▶

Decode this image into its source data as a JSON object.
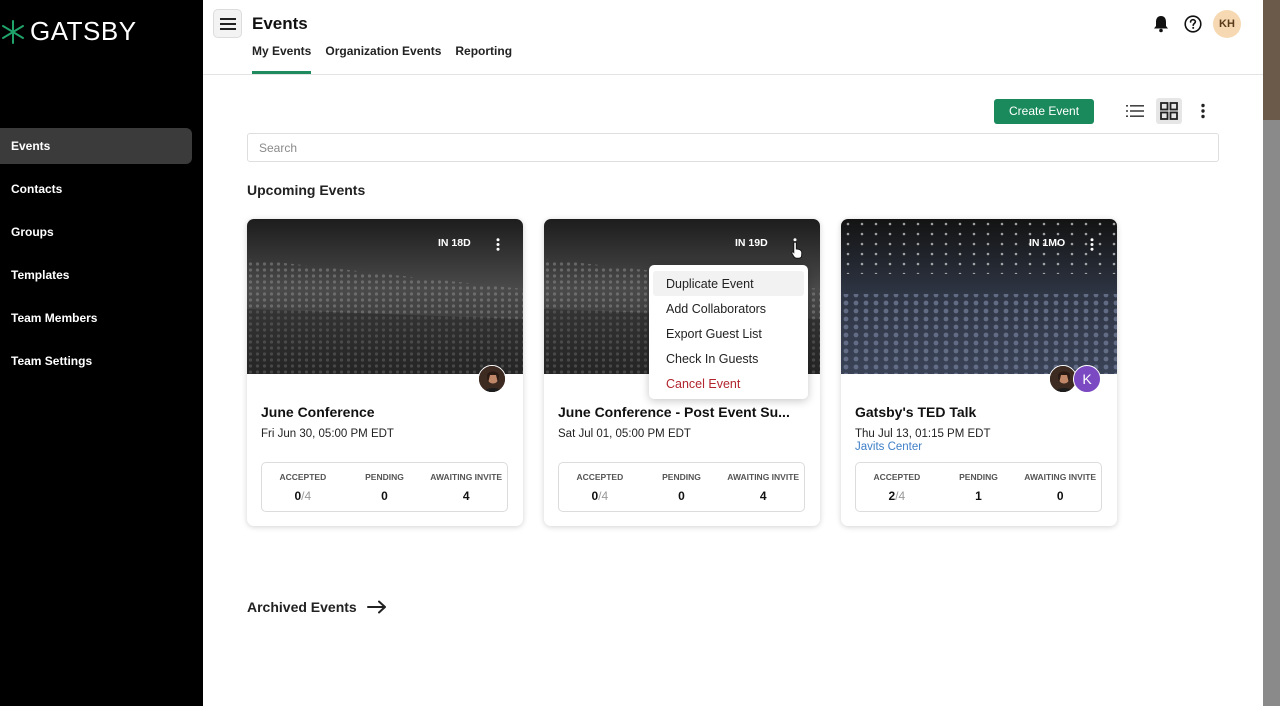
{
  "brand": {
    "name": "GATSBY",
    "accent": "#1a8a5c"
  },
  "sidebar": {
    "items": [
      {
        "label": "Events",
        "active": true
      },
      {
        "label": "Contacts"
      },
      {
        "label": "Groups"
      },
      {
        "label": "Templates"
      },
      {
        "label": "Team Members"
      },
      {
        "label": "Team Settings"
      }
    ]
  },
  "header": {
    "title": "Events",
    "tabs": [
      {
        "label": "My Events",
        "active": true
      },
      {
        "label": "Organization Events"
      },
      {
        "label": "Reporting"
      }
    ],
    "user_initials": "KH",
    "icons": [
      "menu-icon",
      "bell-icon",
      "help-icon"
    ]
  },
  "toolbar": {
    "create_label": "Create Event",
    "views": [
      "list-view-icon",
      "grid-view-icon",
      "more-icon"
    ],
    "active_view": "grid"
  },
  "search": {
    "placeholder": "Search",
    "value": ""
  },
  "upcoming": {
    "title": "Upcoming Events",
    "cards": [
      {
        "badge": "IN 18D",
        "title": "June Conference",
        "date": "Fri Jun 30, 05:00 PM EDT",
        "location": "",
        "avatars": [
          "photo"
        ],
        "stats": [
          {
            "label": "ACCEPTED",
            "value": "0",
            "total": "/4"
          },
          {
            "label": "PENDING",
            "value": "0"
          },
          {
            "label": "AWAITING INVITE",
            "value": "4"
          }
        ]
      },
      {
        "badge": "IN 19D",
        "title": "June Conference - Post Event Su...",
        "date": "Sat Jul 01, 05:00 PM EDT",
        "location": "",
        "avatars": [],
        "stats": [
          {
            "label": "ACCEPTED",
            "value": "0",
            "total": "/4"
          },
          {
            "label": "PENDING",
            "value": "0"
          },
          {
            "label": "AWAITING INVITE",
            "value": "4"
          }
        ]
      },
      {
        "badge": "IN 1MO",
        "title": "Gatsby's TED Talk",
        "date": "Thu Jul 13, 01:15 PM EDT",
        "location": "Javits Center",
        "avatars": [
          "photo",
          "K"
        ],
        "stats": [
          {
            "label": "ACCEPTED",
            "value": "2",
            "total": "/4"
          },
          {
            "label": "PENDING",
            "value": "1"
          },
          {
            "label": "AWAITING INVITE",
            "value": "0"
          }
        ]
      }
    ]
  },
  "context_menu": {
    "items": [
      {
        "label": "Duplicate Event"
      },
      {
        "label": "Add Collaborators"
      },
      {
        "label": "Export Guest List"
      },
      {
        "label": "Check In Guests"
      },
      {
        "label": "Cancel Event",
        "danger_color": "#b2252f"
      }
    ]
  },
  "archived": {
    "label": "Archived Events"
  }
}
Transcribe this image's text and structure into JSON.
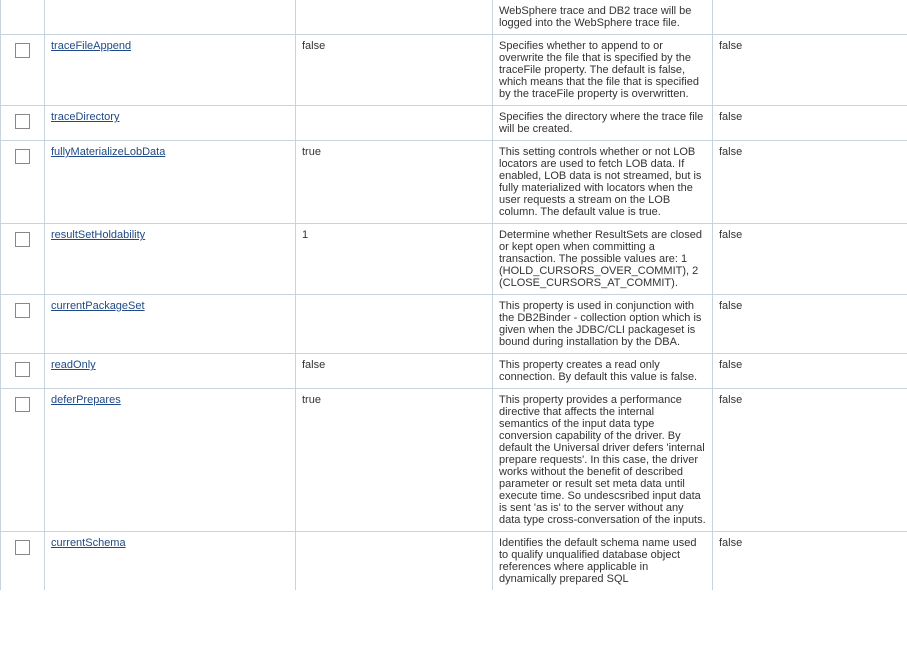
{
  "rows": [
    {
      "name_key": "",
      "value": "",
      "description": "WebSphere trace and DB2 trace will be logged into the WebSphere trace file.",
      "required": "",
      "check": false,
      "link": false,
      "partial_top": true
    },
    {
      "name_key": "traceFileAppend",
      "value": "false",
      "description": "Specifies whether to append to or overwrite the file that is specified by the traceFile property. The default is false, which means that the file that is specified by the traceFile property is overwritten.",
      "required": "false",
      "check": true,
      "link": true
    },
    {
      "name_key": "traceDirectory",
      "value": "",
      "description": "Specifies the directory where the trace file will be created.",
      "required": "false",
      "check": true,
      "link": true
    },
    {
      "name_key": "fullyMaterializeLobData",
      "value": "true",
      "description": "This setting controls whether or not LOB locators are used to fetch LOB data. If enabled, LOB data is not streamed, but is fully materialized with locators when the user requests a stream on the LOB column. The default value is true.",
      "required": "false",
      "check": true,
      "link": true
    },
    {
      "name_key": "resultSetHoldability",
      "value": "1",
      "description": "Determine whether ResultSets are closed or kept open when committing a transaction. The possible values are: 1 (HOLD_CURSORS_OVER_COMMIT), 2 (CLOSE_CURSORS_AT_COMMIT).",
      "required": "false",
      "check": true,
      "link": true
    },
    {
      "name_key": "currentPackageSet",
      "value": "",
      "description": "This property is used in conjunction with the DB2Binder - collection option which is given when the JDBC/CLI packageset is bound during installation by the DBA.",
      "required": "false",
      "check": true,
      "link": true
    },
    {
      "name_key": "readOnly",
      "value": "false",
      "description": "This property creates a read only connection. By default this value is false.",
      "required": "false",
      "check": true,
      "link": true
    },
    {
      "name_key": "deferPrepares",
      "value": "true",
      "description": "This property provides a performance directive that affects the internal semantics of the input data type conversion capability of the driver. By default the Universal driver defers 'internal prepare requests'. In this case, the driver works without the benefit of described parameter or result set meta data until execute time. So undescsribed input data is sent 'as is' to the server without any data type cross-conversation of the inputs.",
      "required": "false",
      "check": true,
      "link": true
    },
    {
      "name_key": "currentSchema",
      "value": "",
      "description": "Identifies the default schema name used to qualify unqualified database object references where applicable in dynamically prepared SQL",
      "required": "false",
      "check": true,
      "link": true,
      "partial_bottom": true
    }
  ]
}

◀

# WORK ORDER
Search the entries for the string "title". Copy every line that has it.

# COMPLETED TASK
    "title": "Events",
    "title": "Upcoming Events",
        "title": "June Conference",
        "title": "June Conference - Post Event Su...",
        "title": "Gatsby's TED Talk",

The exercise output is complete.